Some people choose to hike all the way to the summit regardless, but much better views can be had from the summits of nearby mountains such as Heliograph Peak and Ladybug Peak. The access road to the mountain is often closed during the winter due to poor road conditions.
15. Mount Lemmon
Located in the Coronado National Forest, Mount Lemmon boasts a summit of 9,157 feet. Plenty of marked and unmarked trails crisscross the mountain, including the 800-mile Arizona Trail, which runs from the Mexican border to northern Arizona.
The summit is also accessible by car or bicycle thanks to the beautiful Catalina Highway, which runs right up to the top of the mountain; tolls are charged to anyone wishing to park, camp, or hike in the area. The Mount Lemmon Ski Valley is located on the northeastern side of the mountain, and the small town of Summerhaven sits near the summit.
16. Rincon Mountains
The Rincon Mountains, one of the five mountain ranges that make up the Tucson Valley, are primarily found inside Saguaro National Park. It is the only significant mountain range in the state that has never had a road cut through it, thus the surroundings are incredibly untamed and unspoiled.
17. Piestewa Peak
Piestewa Peak, a 2,610-foot mountain close to Phoenix, is named for the first female combat fatality in the Iraq War. To reach the summit of the mountain, hikers can use the 1.2-mile Piestewa Peak Summit Trail, although they should be warned that the trail is more challenging than it first appears.
18. Picacho Peak

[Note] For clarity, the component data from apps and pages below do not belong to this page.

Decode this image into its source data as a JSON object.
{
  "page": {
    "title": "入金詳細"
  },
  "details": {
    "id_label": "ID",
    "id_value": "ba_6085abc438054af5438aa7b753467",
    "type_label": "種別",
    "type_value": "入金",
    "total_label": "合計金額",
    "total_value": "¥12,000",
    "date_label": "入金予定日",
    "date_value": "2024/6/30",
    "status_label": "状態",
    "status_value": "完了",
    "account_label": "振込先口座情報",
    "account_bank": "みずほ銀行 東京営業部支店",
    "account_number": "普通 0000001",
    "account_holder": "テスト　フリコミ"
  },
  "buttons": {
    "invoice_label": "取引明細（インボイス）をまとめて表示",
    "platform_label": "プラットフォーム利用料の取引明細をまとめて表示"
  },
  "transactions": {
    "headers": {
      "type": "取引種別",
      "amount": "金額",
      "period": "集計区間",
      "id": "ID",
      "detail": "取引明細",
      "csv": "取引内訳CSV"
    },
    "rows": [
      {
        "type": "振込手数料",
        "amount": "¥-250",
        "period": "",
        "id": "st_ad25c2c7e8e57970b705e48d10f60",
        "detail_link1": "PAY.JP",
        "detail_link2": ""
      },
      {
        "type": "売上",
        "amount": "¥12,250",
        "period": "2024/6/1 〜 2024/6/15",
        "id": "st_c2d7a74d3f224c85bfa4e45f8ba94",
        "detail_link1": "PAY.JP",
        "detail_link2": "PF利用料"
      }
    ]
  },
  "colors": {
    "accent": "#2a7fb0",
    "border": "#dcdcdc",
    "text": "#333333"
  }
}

Picacho Peak, a difficult 3,374-foot summit created by volcanic lava, is conveniently situated halfway between Phoenix and Tucson. Although there are cables and catwalks to assist hikers along the more hazardous portions of the trek, the path to the mountain’s summit is fairly challenging. It is advised to wear gloves when handling cables.
Visitors are required to pay a minor entry charge and an additional fee if they want to utilize the campground because the mountain is a part of Picacho Peak State Park.
As a tourist in Arizona, you must visit one of those major mountain settlements that exist. If you’re thinking about taking a trip soon, now you know that you won’t have to worry about where to go to explore some beautiful landscapes.